I have a glamorous travel journalist friend who once let me tag along with her on assignment to the Galapagos Islands.
This was before marriage. Before kids. Before having more than a couple of employees. I was always game for such adventures.
Fast forward to now. I’m reading a “Magic School Bus” book about the ocean to my son. A school of hammerhead sharks appears within sight of Ms. Frizzle and the kids.
“The same thing happened to me,” I say.
Suddenly the boy I just had to ask to put his shoes away five times is staring at me like I have my own Roblox YouTube channel.
I haven’t talked or even thought much about this incredible trip in years.
“What did you do?” he asks.
“What do you mean, you froze?”
“I mean my whole body just stopped moving until they passed by. I couldn’t even control it.”
“How deep in the water were you?”
“Near the surface, snorkeling.”

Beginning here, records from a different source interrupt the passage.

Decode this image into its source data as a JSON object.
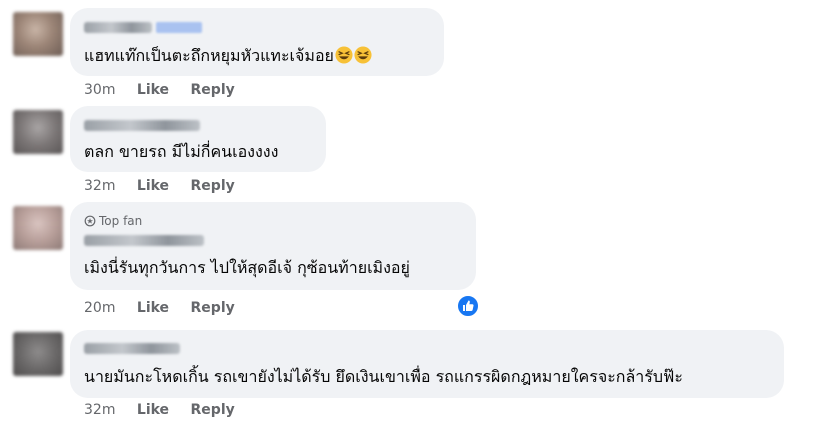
{
  "comments": [
    {
      "text": "แฮทแท๊กเป็นตะถึกหยุมหัวแทะเจ้มอย",
      "emojis": [
        "grinning-squinting-face",
        "grinning-squinting-face"
      ],
      "time": "30m",
      "like": "Like",
      "reply": "Reply"
    },
    {
      "text": "ตลก ขายรถ มีไม่กี่คนเองงงง",
      "time": "32m",
      "like": "Like",
      "reply": "Reply"
    },
    {
      "badge": "Top fan",
      "text": "เมิงนี่รันทุกวันการ ไปให้สุดอีเจ้ กุซ้อนท้ายเมิงอยู่",
      "time": "20m",
      "like": "Like",
      "reply": "Reply",
      "reaction": "like-reaction",
      "reaction_color": "#1877f2"
    },
    {
      "text": "นายมันกะโหดเกิ้น รถเขายังไม่ได้รับ ยึดเงินเขาเพื่อ รถแกรรผิดกฎหมายใครจะกล้ารับฟ๊ะ",
      "time": "32m",
      "like": "Like",
      "reply": "Reply"
    }
  ],
  "colors": {
    "bubble": "#f0f2f5",
    "meta_text": "#65676b",
    "body_text": "#050505",
    "like_blue": "#1877f2"
  }
}
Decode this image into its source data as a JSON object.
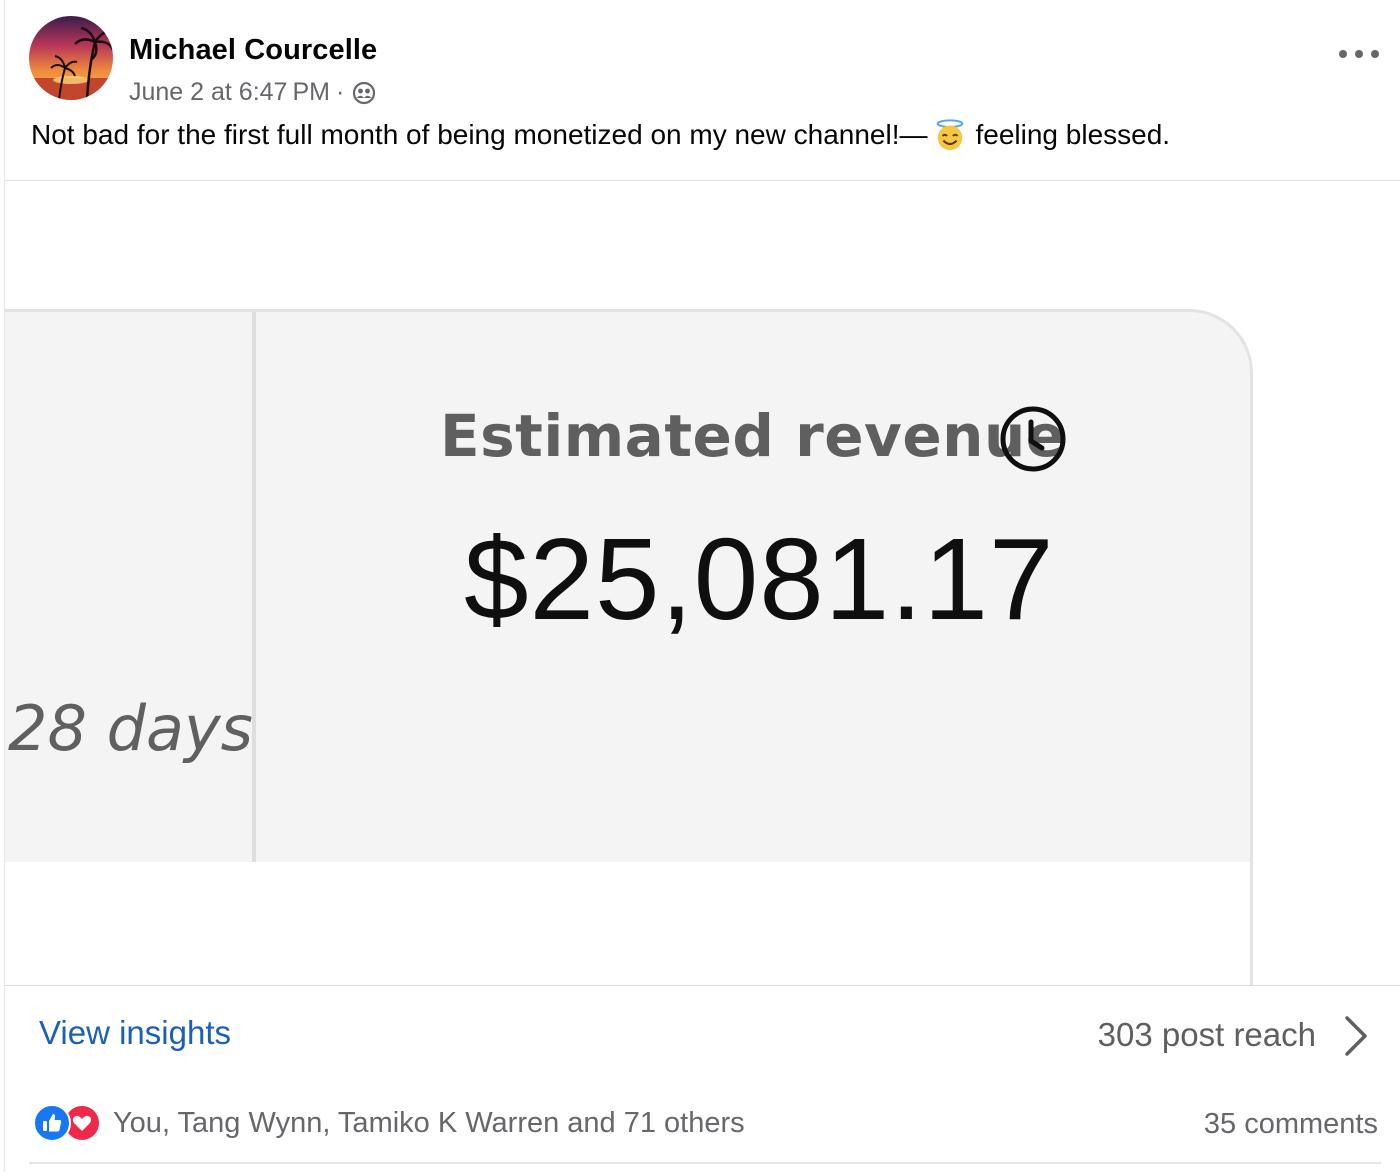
{
  "post": {
    "author": "Michael Courcelle",
    "timestamp": "June 2 at 6:47 PM",
    "separator": "·",
    "privacy_icon": "friends-icon",
    "more_icon": "more-options-icon",
    "caption_text": "Not bad for the first full month of being monetized on my new channel!—",
    "caption_emoji": "smiling-face-with-halo-emoji",
    "feeling_text": "feeling blessed."
  },
  "media": {
    "period_text": "28 days",
    "revenue_label": "Estimated revenue",
    "revenue_value": "$25,081.17",
    "clock_icon": "clock-icon"
  },
  "insights": {
    "link_label": "View insights",
    "reach_text": "303 post reach",
    "chevron_icon": "chevron-right-icon"
  },
  "engagement": {
    "reaction_icons": [
      "like-icon",
      "love-icon"
    ],
    "reactions_text": "You, Tang Wynn, Tamiko K Warren and 71 others",
    "comments_text": "35 comments"
  },
  "colors": {
    "link_blue": "#1b5fb8",
    "like_blue": "#1877f2",
    "love_red": "#f02849",
    "secondary_text": "#65676b"
  }
}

“Show me how far your head was from the top.”
And on it went. The next morning I got a litany of questions about snorkeling gear and life vests. At his next swim lesson, he asked my opinion on his jumping-in technique; I’ve been promoted to household watersports expert—a title I fully deserve but was never acknowledged for. Why?
Because my kids didn’t even know how awesome I am! I saw a school of hammerheads while snorkeling in the open ocean off a tiny raft! And maybe I did freeze! But that seems like an appropriate evolutionary response for a land mammal with goggles and a big straw strapped to her head!
If you don’t share your accomplishments and capabilities in some way, how can you expect anyone to look to you for leadership roles?
It often feels like the people in your life, whether it’s your boss or your kids, should just know. But the responsibility lies with you to make sure of that.
People, the good ones especially, feel uncomfortable with this idea. Like they have to brag. But think about it this way. If you don’t share, you’re doing a disservice to the very person who could use your help the most. You’re doing yourself a disservice too, by ignoring a part of your identity.
Romance your career by directly sharing an accomplishment with your boss, your client base if you have a business, or simply with someone in a higher-ranking position than you.
- You can set a meeting to review a project.
- You can send an email “progress report.”
- You can add it into a meeting or report you already provide as a “learning” or a “win.”
- You can create a case study.
- You can thank the person for their guidance, and then present the result as a part of your “thank you.”
It’s impossible to move up without owning your awesome.
It won’t be nearly as scary as the hammerheads.